▶ [EXERCISE GOAL] All of the data that follows is to be printed exactly, without pictures.

▶ [STORED DATA]
■ ■ ■ ■ ■

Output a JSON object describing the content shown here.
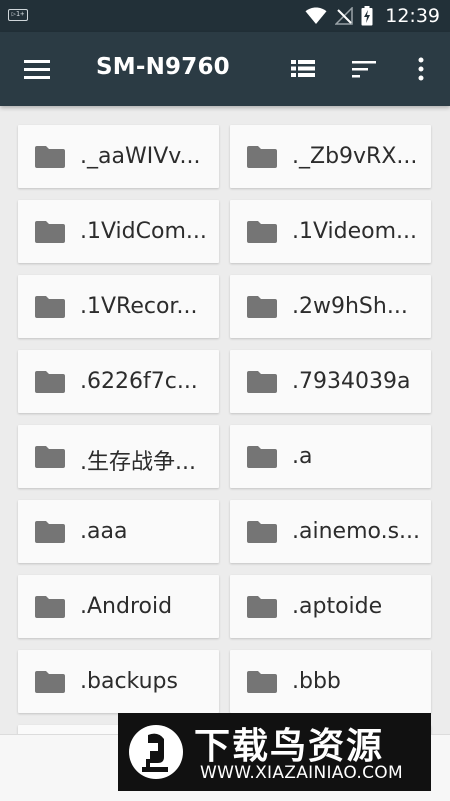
{
  "status_bar": {
    "notification_icon": "screen-cast-icon",
    "notification_text": "▷1+",
    "icons": [
      "wifi-icon",
      "no-signal-icon",
      "battery-charging-icon"
    ],
    "time": "12:39"
  },
  "app_bar": {
    "title": "SM-N9760",
    "actions": [
      "menu-icon",
      "list-view-icon",
      "sort-icon",
      "more-vert-icon"
    ]
  },
  "folders": [
    "._aaWIVv...",
    "._Zb9vRX...",
    ".1VidCom...",
    ".1Videom...",
    ".1VRecor...",
    ".2w9hSh...",
    ".6226f7c...",
    ".7934039a",
    ".生存战争...",
    ".a",
    ".aaa",
    ".ainemo.s...",
    ".Android",
    ".aptoide",
    ".backups",
    ".bbb"
  ],
  "watermark": {
    "brand": "下载鸟资源",
    "url": "WWW.XIAZAINIAO.COM"
  },
  "colors": {
    "status_bar": "#223038",
    "app_bar": "#2b3b44",
    "folder_icon": "#757575",
    "tile": "#fafafa",
    "background": "#ececec"
  }
}
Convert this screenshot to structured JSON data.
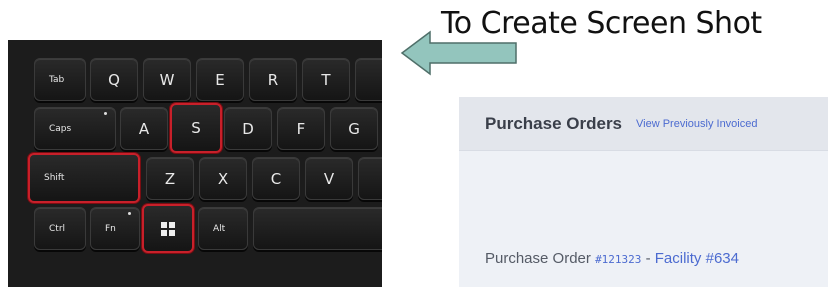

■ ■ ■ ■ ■

▶ [RESULT]
Output a JSON object describing the content shown here.
{
  "status_bar": {
    "notification_icon": "screen-cast-icon",
    "notification_text": "▷1+",
    "icons": [
      "wifi-icon",
      "no-signal-icon",
      "battery-charging-icon"
    ],
    "time": "12:39"
  },
  "app_bar": {
    "title": "SM-N9760",
    "actions": [
      "menu-icon",
      "list-view-icon",
      "sort-icon",
      "more-vert-icon"
    ]
  },
  "folders": [
    "._aaWIVv...",
    "._Zb9vRX...",
    ".1VidCom...",
    ".1Videom...",
    ".1VRecor...",
    ".2w9hSh...",
    ".6226f7c...",
    ".7934039a",
    ".生存战争...",
    ".a",
    ".aaa",
    ".ainemo.s...",
    ".Android",
    ".aptoide",
    ".backups",
    ".bbb"
  ],
  "watermark": {
    "brand": "下载鸟资源",
    "url": "WWW.XIAZAINIAO.COM"
  },
  "colors": {
    "status_bar": "#223038",
    "app_bar": "#2b3b44",
    "folder_icon": "#757575",
    "tile": "#fafafa",
    "background": "#ececec"
  }
}
Convert this screenshot to structured JSON data.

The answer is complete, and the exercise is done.